=== Begin Enclosure ===

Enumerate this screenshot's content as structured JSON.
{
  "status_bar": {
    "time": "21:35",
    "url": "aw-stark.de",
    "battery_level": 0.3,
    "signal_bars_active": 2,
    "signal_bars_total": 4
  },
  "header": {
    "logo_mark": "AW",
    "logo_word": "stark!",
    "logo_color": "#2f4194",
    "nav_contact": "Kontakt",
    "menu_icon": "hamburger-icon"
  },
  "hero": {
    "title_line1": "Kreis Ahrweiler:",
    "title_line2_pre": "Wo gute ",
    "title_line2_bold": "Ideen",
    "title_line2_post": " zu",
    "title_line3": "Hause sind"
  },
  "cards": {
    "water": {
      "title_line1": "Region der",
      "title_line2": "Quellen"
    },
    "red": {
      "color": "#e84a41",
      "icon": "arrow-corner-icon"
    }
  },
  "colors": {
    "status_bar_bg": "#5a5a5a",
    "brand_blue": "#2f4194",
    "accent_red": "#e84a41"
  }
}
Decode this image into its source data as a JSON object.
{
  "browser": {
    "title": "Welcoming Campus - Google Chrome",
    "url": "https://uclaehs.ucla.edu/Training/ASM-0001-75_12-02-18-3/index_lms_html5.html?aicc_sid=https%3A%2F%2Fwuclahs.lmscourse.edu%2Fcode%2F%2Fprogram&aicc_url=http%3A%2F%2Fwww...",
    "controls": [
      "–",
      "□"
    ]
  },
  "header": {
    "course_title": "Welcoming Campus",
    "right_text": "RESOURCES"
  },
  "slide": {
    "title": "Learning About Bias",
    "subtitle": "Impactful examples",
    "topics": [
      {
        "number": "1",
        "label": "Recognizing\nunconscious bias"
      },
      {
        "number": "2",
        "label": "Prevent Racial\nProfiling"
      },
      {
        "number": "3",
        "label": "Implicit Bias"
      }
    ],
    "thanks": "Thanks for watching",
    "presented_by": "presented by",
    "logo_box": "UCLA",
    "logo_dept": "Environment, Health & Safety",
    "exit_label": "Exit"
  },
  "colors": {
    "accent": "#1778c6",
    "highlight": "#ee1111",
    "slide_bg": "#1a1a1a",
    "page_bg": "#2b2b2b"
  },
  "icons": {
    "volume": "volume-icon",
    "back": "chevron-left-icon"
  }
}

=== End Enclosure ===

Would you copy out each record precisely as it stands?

WRITTEN SOLUTION —
Enumerate this screenshot's content as structured JSON.
{
  "status_bar": {
    "time": "21:35",
    "url": "aw-stark.de",
    "battery_level": 0.3,
    "signal_bars_active": 2,
    "signal_bars_total": 4
  },
  "header": {
    "logo_mark": "AW",
    "logo_word": "stark!",
    "logo_color": "#2f4194",
    "nav_contact": "Kontakt",
    "menu_icon": "hamburger-icon"
  },
  "hero": {
    "title_line1": "Kreis Ahrweiler:",
    "title_line2_pre": "Wo gute ",
    "title_line2_bold": "Ideen",
    "title_line2_post": " zu",
    "title_line3": "Hause sind"
  },
  "cards": {
    "water": {
      "title_line1": "Region der",
      "title_line2": "Quellen"
    },
    "red": {
      "color": "#e84a41",
      "icon": "arrow-corner-icon"
    }
  },
  "colors": {
    "status_bar_bg": "#5a5a5a",
    "brand_blue": "#2f4194",
    "accent_red": "#e84a41"
  }
}
Decode this image into its source data as a JSON object.
{
  "browser": {
    "title": "Welcoming Campus - Google Chrome",
    "url": "https://uclaehs.ucla.edu/Training/ASM-0001-75_12-02-18-3/index_lms_html5.html?aicc_sid=https%3A%2F%2Fwuclahs.lmscourse.edu%2Fcode%2F%2Fprogram&aicc_url=http%3A%2F%2Fwww...",
    "controls": [
      "–",
      "□"
    ]
  },
  "header": {
    "course_title": "Welcoming Campus",
    "right_text": "RESOURCES"
  },
  "slide": {
    "title": "Learning About Bias",
    "subtitle": "Impactful examples",
    "topics": [
      {
        "number": "1",
        "label": "Recognizing\nunconscious bias"
      },
      {
        "number": "2",
        "label": "Prevent Racial\nProfiling"
      },
      {
        "number": "3",
        "label": "Implicit Bias"
      }
    ],
    "thanks": "Thanks for watching",
    "presented_by": "presented by",
    "logo_box": "UCLA",
    "logo_dept": "Environment, Health & Safety",
    "exit_label": "Exit"
  },
  "colors": {
    "accent": "#1778c6",
    "highlight": "#ee1111",
    "slide_bg": "#1a1a1a",
    "page_bg": "#2b2b2b"
  },
  "icons": {
    "volume": "volume-icon",
    "back": "chevron-left-icon"
  }
}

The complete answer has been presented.